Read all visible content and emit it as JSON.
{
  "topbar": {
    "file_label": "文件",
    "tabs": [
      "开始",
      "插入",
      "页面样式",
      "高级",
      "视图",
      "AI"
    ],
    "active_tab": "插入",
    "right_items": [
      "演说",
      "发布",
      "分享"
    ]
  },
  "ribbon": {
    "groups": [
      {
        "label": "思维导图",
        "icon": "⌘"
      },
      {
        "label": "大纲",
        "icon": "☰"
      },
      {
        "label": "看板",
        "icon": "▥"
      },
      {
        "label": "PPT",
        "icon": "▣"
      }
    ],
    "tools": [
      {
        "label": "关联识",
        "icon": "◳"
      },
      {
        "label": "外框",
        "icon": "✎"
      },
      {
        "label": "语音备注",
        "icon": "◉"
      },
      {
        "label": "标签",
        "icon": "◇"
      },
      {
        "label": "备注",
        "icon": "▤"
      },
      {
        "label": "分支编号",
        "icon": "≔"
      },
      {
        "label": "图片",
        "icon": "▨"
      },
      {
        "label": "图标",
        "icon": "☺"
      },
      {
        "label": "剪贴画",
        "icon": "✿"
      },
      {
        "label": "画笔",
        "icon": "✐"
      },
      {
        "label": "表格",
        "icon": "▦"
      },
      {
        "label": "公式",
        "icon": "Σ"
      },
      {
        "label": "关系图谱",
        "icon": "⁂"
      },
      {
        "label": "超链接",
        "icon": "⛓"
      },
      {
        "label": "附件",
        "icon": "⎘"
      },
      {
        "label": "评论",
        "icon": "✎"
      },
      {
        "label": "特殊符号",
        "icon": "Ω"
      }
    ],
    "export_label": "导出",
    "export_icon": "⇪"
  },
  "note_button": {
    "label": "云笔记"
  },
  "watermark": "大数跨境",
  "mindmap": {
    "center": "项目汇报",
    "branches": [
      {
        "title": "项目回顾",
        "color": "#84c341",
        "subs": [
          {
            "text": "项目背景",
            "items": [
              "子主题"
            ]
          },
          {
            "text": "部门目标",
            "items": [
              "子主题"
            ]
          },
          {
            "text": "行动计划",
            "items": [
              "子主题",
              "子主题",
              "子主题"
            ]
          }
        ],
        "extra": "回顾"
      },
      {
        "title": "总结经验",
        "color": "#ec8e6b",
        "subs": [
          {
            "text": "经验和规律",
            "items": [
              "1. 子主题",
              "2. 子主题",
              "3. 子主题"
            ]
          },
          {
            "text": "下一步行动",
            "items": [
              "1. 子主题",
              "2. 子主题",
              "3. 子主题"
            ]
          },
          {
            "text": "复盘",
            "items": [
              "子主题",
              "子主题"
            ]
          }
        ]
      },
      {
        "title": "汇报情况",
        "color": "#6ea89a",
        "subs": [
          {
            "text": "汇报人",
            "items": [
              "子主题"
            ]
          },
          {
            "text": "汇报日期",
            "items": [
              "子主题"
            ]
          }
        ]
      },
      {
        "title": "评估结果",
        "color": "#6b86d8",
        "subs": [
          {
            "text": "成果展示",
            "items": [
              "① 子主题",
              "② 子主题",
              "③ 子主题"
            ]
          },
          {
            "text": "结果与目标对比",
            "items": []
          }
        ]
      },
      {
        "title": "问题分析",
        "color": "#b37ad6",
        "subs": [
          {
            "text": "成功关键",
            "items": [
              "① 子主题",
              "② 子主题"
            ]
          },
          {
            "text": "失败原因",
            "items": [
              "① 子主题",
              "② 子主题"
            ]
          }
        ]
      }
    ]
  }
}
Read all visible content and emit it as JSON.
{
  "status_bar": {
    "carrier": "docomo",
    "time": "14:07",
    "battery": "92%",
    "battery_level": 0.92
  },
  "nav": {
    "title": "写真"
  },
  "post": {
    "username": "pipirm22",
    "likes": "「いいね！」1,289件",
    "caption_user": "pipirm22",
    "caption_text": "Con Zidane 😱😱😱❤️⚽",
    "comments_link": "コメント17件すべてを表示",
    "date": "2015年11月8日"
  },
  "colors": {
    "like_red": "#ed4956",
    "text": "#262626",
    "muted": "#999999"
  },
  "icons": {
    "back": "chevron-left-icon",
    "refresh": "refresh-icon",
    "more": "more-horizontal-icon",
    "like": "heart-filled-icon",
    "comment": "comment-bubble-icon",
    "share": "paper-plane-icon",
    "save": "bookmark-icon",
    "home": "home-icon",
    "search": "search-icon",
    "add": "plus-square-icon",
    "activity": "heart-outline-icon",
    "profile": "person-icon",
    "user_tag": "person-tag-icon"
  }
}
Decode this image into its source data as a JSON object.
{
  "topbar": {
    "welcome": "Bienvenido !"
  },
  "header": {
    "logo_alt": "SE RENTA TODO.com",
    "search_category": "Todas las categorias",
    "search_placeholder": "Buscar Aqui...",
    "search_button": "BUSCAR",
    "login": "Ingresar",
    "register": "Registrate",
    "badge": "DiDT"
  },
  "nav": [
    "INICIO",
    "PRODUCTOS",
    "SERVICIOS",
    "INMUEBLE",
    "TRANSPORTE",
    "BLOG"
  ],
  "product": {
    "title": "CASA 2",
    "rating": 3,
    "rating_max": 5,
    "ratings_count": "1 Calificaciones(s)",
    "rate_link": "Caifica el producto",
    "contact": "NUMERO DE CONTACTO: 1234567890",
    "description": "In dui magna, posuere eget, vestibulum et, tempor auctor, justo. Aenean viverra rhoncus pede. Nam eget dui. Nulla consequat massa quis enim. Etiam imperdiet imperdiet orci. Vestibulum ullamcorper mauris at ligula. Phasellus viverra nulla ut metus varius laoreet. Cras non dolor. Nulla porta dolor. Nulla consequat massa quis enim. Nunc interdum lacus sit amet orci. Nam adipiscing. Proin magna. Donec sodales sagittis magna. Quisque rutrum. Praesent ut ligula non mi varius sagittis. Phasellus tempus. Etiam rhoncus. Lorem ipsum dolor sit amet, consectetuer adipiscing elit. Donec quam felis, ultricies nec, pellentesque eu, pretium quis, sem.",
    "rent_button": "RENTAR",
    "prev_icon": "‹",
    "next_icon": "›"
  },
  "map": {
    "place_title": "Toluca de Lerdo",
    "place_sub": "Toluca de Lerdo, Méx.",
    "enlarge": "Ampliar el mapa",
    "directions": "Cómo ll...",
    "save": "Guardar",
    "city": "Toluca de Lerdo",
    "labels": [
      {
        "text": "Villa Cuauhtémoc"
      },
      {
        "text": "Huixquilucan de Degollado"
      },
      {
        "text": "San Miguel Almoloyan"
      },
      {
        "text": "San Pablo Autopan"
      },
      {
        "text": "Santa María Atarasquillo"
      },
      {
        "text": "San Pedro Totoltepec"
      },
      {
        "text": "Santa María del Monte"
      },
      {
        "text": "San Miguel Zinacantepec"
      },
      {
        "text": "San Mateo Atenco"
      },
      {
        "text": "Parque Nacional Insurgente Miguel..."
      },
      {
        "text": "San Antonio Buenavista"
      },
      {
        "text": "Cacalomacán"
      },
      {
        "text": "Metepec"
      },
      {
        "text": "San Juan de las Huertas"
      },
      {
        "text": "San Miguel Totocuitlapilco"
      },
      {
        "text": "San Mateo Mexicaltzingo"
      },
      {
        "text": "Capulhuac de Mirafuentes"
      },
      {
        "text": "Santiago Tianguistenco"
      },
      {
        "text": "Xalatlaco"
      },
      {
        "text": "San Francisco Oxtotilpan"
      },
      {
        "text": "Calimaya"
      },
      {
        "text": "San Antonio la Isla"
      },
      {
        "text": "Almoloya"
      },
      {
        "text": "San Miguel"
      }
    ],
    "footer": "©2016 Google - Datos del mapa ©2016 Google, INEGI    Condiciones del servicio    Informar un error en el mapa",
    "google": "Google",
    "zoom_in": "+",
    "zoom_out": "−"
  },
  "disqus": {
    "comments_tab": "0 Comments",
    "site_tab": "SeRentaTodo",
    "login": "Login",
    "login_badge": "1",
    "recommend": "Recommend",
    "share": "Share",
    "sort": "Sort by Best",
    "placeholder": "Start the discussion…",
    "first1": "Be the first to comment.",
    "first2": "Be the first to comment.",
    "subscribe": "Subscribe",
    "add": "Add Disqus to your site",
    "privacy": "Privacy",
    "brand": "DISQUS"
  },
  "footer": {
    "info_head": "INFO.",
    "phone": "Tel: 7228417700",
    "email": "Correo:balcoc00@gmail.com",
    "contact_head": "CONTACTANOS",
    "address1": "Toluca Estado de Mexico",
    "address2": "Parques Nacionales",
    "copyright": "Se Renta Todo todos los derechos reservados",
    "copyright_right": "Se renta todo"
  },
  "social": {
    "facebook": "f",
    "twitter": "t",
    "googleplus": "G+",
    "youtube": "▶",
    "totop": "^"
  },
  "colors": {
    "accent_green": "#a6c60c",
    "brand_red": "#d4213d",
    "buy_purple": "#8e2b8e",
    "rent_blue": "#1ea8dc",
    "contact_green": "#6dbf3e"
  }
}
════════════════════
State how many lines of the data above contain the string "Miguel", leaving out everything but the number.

5